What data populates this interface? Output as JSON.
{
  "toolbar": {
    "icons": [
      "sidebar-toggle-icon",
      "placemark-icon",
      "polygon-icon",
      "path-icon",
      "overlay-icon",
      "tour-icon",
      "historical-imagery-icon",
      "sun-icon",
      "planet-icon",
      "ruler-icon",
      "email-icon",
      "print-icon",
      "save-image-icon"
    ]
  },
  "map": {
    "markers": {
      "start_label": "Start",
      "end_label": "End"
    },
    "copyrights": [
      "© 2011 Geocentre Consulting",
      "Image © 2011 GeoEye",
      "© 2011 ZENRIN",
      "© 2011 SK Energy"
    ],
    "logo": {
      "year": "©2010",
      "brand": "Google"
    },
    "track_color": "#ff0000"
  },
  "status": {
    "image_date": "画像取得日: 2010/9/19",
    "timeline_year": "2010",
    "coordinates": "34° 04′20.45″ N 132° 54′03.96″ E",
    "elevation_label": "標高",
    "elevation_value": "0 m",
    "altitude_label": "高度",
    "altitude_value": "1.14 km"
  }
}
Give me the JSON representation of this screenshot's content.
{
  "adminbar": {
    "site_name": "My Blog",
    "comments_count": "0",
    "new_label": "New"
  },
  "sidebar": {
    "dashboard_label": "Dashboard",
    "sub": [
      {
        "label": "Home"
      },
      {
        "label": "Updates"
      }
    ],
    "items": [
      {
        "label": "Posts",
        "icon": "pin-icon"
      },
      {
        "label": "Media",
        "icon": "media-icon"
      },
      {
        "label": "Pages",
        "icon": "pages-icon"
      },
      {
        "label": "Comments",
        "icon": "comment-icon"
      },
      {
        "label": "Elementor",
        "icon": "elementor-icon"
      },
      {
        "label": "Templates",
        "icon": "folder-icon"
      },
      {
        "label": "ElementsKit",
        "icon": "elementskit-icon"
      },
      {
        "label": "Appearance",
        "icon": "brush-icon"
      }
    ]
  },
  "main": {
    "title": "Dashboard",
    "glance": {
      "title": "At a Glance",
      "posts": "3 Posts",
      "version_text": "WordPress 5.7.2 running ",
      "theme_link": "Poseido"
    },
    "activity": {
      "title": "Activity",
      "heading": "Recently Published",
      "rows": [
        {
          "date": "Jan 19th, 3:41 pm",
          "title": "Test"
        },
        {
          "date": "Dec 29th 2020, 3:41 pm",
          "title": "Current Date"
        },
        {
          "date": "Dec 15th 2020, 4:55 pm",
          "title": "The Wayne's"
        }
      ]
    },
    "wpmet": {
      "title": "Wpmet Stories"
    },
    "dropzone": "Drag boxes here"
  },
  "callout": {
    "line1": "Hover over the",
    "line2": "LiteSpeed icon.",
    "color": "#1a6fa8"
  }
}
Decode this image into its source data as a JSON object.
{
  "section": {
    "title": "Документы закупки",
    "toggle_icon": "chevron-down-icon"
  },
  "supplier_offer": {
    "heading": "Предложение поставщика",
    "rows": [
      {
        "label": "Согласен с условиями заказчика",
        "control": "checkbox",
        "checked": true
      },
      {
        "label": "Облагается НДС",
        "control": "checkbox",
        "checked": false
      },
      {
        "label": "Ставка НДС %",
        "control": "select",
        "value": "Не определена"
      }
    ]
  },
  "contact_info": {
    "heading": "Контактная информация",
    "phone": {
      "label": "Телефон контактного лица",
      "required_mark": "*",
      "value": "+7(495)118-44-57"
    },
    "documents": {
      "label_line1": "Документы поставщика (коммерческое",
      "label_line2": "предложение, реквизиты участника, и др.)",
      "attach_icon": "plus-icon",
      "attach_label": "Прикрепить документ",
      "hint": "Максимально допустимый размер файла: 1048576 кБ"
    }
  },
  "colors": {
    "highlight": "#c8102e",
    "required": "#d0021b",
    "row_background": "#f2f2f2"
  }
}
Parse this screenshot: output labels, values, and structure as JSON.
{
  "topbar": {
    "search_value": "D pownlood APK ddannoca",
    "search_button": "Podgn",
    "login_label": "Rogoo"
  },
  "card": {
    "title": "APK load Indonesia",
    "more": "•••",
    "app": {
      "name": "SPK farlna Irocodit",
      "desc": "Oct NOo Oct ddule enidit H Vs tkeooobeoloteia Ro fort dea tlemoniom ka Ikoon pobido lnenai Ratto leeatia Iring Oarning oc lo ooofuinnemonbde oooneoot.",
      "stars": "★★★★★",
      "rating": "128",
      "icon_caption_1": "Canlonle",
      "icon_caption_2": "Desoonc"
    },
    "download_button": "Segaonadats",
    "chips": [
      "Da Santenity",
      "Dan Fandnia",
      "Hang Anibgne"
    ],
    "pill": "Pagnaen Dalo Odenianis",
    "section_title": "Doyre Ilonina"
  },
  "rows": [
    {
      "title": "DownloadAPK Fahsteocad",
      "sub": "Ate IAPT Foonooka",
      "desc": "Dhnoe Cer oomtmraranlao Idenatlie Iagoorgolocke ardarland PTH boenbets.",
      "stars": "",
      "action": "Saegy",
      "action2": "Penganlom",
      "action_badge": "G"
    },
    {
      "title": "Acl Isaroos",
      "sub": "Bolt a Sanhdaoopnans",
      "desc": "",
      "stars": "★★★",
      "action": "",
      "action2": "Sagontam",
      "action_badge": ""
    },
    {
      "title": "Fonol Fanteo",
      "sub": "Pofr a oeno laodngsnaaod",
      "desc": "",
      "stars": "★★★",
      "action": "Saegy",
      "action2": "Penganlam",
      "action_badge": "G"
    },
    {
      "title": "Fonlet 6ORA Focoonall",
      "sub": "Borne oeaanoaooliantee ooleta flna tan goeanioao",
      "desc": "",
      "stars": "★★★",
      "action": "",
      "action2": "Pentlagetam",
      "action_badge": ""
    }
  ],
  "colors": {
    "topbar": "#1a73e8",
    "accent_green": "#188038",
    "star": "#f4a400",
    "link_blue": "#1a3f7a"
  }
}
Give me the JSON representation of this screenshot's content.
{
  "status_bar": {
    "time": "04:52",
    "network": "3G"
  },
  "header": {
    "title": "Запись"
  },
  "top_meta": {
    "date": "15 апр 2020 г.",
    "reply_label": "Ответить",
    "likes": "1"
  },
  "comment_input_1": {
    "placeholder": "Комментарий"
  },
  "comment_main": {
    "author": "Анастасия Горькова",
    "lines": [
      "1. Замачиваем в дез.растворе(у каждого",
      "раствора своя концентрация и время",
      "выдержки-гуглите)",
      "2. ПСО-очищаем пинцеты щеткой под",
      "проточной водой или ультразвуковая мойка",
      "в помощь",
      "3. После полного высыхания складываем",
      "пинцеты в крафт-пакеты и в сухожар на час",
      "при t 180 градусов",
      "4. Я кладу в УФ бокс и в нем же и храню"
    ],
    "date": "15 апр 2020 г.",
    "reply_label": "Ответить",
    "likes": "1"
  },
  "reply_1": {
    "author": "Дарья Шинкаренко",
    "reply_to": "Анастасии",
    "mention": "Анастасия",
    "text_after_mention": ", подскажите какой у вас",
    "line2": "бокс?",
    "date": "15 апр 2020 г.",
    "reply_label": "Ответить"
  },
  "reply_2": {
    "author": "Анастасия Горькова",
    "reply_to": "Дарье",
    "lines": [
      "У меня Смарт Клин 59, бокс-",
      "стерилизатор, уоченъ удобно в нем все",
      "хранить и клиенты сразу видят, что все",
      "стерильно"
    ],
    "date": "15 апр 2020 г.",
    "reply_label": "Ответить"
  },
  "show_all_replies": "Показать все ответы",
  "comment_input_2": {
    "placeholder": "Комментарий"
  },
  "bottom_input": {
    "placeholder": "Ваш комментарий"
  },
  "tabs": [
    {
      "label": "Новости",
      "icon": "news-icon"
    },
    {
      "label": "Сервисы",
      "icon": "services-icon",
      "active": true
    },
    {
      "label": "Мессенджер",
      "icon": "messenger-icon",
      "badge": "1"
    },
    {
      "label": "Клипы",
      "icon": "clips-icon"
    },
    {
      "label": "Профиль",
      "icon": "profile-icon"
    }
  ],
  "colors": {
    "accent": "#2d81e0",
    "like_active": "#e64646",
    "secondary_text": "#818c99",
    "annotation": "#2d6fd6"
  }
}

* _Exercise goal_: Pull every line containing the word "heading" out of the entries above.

* _Answer area_:
      "heading": "Recently Published",
    "heading": "Предложение поставщика",
    "heading": "Контактная информация",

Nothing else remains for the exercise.